NOVI, Mich. (AP) -- Cooper-Standard Holdings Inc., said Monday it filed for bankruptcy protection in an effort to reduce its debt amid a slowdown in vehicle production and sales.
Privately held Cooper-Standard, which is a preferred automotive supplier to Ford Motor Co., makes fluid handling, body sealing and other systems for automakers. Cooper-Standard said in a statement that the Chapter 11 bankruptcy filing in a Delaware court was "voluntary."
The Novi, Mich., company said it is seeking to cut $1.1 billion in outstanding debt, to about $350 million.
The company said it has already secured up to $175 million in debtor-in-possession financing from its current lenders. The company said it reached an agreement with secured lenders regarding the debt restructuring prior to the filing and daily operations shouldn't be interrupted.
"Restructuring the company's balance sheet to align with the new automotive marketplace is the right decision at the right time," said James S. McElya, chairman and CEO of Cooper-Standard. "Today's action will allow the company to maintain its leadership position in the industry, preserve its business relationships and continue providing innovative technology to our customers. We expect to emerge from Chapter 11 a much stronger and more competitive company."
Cooper-Standard Holdings is the parent company of Cooper-Standard Automotive Inc. In 2007, Ford sold its fuel rail manufacturing operations plant in El Jarudo, Mexico to Cooper-Standard. It also supplies parts to General Motors Co., Toyota Motor Corp. and DaimlerAG.
Cooper-Standard said its Canadian subsidiary will seek relief through the courts in Toronto. It said its joint venture and other foreign entities aren't included in the bankruptcy filings.
The bankruptcy protection filing follows Cooper-Standard's operational restructuring in March, which enabled the company to realize $47 million in annual savings.

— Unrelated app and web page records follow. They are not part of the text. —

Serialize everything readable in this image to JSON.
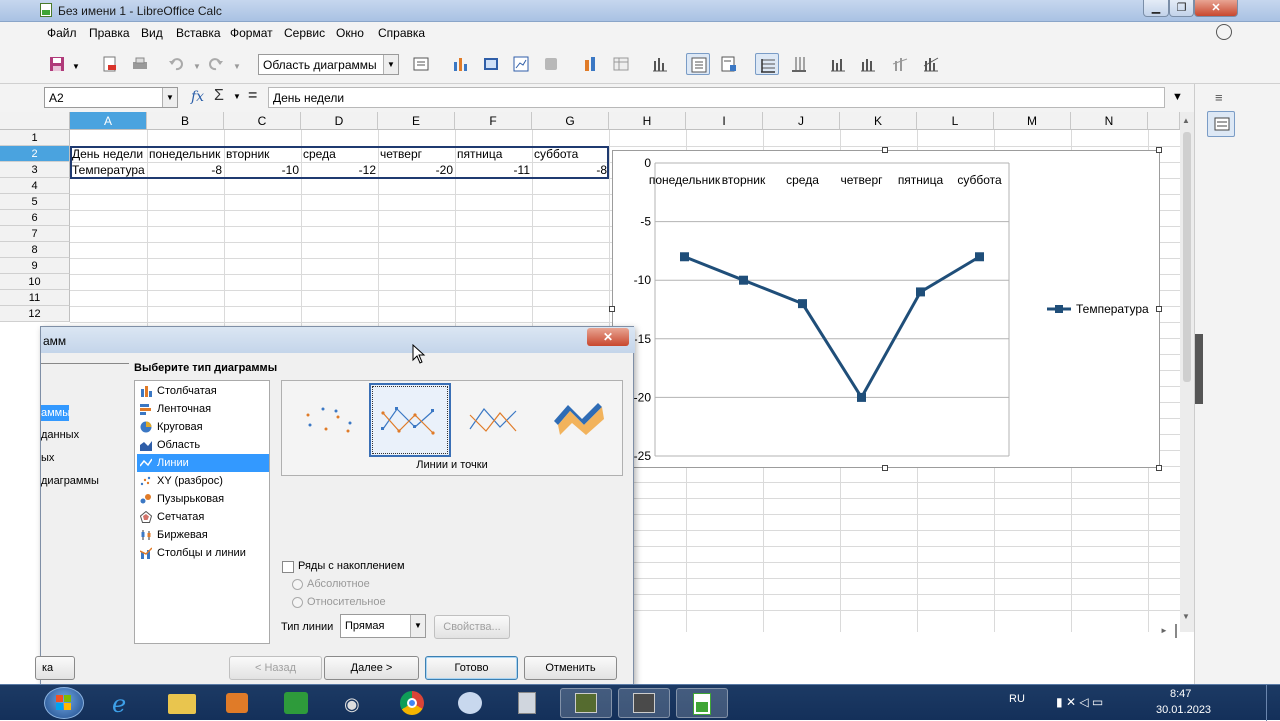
{
  "window": {
    "title": "Без имени 1 - LibreOffice Calc",
    "min": "▁",
    "max": "❐",
    "close": "✕"
  },
  "menu": [
    "Файл",
    "Правка",
    "Вид",
    "Вставка",
    "Формат",
    "Сервис",
    "Окно",
    "Справка"
  ],
  "toolbar": {
    "object_combo": "Область диаграммы"
  },
  "formula": {
    "cell_ref": "A2",
    "fx": "fx",
    "sigma": "Σ",
    "equals": "=",
    "content": "День недели"
  },
  "columns": [
    "A",
    "B",
    "C",
    "D",
    "E",
    "F",
    "G",
    "H",
    "I",
    "J",
    "K",
    "L",
    "M",
    "N"
  ],
  "rows": [
    "1",
    "2",
    "3",
    "4",
    "5",
    "6",
    "7",
    "8",
    "9",
    "10",
    "11",
    "12"
  ],
  "cells": {
    "r2": [
      "День недели",
      "понедельник",
      "вторник",
      "среда",
      "четверг",
      "пятница",
      "суббота"
    ],
    "r3_label": "Температура",
    "r3_values": [
      "-8",
      "-10",
      "-12",
      "-20",
      "-11",
      "-8"
    ]
  },
  "chart_data": {
    "type": "line",
    "categories": [
      "понедельник",
      "вторник",
      "среда",
      "четверг",
      "пятница",
      "суббота"
    ],
    "series": [
      {
        "name": "Температура",
        "values": [
          -8,
          -10,
          -12,
          -20,
          -11,
          -8
        ]
      }
    ],
    "ylim": [
      -25,
      0
    ],
    "yticks": [
      "0",
      "-5",
      "-10",
      "-15",
      "-20",
      "-25"
    ],
    "legend": "right",
    "grid": true,
    "color": "#1f4e79"
  },
  "dialog": {
    "title_fragment": "амм",
    "steps": [
      "аммы",
      "данных",
      "ых",
      "диаграммы"
    ],
    "heading": "Выберите тип диаграммы",
    "types": [
      "Столбчатая",
      "Ленточная",
      "Круговая",
      "Область",
      "Линии",
      "XY (разброс)",
      "Пузырьковая",
      "Сетчатая",
      "Биржевая",
      "Столбцы и линии"
    ],
    "selected_type": "Линии",
    "variant_label": "Линии и точки",
    "stacked_label": "Ряды с накоплением",
    "absolute_label": "Абсолютное",
    "relative_label": "Относительное",
    "line_type_label": "Тип линии",
    "line_type_value": "Прямая",
    "properties_btn": "Свойства...",
    "help_fragment": "ка",
    "back_btn": "< Назад",
    "next_btn": "Далее >",
    "finish_btn": "Готово",
    "cancel_btn": "Отменить"
  },
  "taskbar": {
    "lang": "RU",
    "time": "8:47",
    "date": "30.01.2023"
  }
}
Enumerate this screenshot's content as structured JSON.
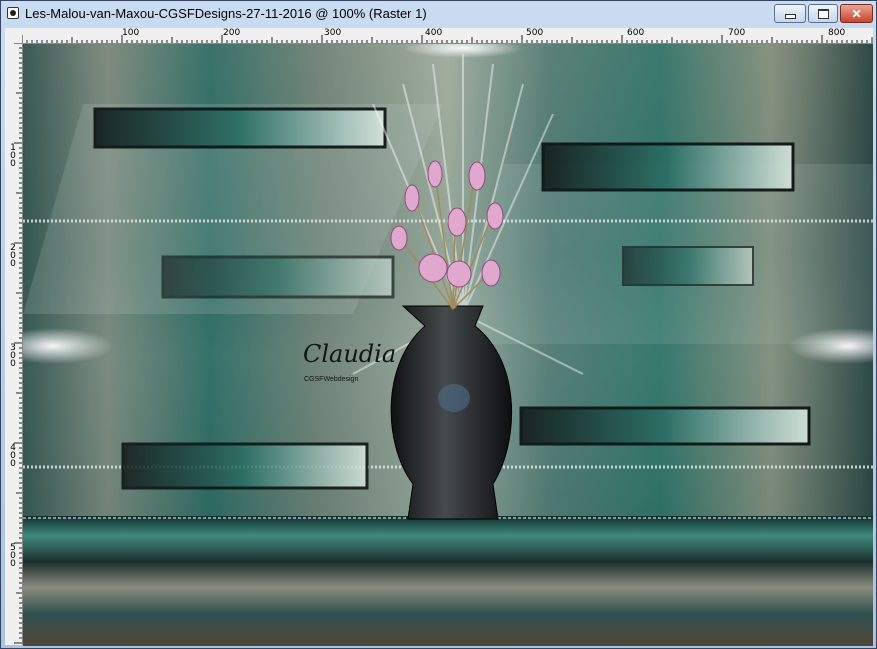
{
  "window": {
    "title": "Les-Malou-van-Maxou-CGSFDesigns-27-11-2016 @ 100% (Raster 1)",
    "minimize_label": "",
    "maximize_label": "",
    "close_label": "✕"
  },
  "ruler": {
    "top_labels": [
      "100",
      "200",
      "300",
      "400",
      "500",
      "600",
      "700",
      "800"
    ],
    "left_labels": [
      "100",
      "200",
      "300",
      "400",
      "500"
    ]
  },
  "artwork": {
    "signature": "Claudia",
    "signature_sub": "CGSFWebdesign",
    "colors": {
      "teal": "#2d6e66",
      "beige": "#b5aa92",
      "dark": "#1c2524",
      "flower": "#e0a8cf"
    }
  }
}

Cooper-Standard Automotive employees about 16,000 people globally with more than 70 facilities throughout the world.